“Grace has a background in textiles so she’s at home sorting the clothes and making alterations. We recycle half a tonne of clothing each week and Grace is very much at the heart of that. She just gets on with the job and never asks for help.”

Grace, who has lived in Berwick all her life, revealed her passion to help other people was sparked during her time serving in a Second World War naval hospital.

Grace said: “I joined the Women’s Royal Naval Service in 1940. I had just turned 18 and was stationed at hospital, which ended up having a lasting impact on me. In 1950, I began doing voluntary work in the spare time from my job as a furniture upholsterer.

“I felt I had to do something to help other people. Later in my life I ended up looking after my mum and then my sister. I never complained though because I had a heart for it.”

Grace is an adherent member of the Salvation Army in Berwick and recalled her earliest memory of the church and charity.

She said: “During my time as a Wren I had to transport a patient home to Derby. There was an air raid and the Salvation Army took us in and looked after us. The kindness and compassion we were shown really stuck with me.

“After my husband John died, I went along to a coffee morning at the Salvation Army community church in Berwick. They were short of staff so I volunteered to help out. I felt so at home and eventually became an adherent member. That was 12 years ago and I still attend worship there every Sunday.”
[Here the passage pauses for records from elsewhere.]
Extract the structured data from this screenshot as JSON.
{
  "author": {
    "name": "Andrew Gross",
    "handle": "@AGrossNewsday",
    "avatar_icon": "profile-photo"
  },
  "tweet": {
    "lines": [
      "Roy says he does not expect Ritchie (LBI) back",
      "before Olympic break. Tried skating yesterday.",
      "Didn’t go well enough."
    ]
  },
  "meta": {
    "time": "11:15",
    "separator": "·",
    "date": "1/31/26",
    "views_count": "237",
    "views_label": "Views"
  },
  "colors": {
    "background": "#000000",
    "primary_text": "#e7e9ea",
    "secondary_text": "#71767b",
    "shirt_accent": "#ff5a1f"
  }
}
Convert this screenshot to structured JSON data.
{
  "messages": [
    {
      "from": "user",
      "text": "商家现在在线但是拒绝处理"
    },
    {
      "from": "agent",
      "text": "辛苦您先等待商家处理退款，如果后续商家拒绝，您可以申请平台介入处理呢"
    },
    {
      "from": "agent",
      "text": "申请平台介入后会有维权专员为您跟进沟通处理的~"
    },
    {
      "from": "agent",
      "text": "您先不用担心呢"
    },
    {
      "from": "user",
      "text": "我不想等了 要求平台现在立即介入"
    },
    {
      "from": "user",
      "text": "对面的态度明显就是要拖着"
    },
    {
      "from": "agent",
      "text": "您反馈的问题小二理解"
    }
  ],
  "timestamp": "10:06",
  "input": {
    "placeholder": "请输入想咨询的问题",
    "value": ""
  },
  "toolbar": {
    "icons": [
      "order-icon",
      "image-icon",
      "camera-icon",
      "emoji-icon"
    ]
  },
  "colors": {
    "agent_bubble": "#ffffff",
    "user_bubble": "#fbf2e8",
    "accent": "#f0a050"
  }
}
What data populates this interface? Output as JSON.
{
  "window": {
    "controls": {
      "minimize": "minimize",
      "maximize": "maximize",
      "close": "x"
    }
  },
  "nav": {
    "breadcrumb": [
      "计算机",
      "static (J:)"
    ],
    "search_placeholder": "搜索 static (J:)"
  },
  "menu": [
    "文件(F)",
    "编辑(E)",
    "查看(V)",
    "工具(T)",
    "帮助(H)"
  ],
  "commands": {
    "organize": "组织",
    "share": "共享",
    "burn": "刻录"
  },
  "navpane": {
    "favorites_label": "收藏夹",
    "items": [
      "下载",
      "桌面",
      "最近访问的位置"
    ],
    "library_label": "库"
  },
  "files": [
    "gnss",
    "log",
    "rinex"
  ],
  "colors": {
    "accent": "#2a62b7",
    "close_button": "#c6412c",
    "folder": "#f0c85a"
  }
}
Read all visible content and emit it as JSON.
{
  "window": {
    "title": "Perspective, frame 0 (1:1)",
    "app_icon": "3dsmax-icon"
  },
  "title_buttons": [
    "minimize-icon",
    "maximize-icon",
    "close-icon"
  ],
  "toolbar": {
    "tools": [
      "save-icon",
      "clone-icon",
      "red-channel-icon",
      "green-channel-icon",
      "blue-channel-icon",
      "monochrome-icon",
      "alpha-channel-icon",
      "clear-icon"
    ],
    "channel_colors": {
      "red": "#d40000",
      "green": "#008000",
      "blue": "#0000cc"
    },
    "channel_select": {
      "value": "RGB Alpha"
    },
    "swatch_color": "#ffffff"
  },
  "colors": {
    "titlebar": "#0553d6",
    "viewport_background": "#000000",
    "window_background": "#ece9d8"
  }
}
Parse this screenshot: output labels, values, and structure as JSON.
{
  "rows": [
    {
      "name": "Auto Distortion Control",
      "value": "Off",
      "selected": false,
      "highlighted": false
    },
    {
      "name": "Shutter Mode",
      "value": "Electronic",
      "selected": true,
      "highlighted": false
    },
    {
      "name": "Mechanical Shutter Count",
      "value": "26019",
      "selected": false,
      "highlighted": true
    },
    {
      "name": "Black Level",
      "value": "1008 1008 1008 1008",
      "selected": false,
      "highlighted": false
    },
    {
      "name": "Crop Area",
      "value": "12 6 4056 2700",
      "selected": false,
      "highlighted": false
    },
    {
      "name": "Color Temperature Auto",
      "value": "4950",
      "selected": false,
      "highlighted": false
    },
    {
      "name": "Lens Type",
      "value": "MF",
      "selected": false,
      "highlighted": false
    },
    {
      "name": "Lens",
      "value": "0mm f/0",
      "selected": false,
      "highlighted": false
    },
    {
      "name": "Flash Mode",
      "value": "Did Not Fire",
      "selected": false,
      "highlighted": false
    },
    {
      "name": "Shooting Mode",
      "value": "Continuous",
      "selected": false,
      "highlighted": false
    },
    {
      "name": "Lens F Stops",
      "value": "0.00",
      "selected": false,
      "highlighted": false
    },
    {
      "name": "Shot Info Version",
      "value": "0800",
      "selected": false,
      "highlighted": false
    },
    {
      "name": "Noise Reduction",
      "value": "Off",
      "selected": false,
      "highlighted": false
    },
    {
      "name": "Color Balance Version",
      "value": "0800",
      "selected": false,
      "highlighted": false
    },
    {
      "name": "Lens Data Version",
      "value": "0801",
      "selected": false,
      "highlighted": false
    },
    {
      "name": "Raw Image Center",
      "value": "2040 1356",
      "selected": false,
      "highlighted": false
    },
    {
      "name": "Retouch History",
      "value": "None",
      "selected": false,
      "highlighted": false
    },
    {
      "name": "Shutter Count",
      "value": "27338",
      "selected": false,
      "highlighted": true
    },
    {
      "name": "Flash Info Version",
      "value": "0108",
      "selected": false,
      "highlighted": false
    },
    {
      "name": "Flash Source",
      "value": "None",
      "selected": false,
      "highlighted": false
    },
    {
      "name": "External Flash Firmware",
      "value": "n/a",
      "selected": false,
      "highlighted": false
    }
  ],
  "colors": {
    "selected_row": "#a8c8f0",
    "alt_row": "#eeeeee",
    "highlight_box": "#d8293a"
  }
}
To volunteer at the Harvestfield, open six days a week from 9am to 4pm, or to donate to the project, call Jessie or her assistant manager Tony Craig on 01289 332875.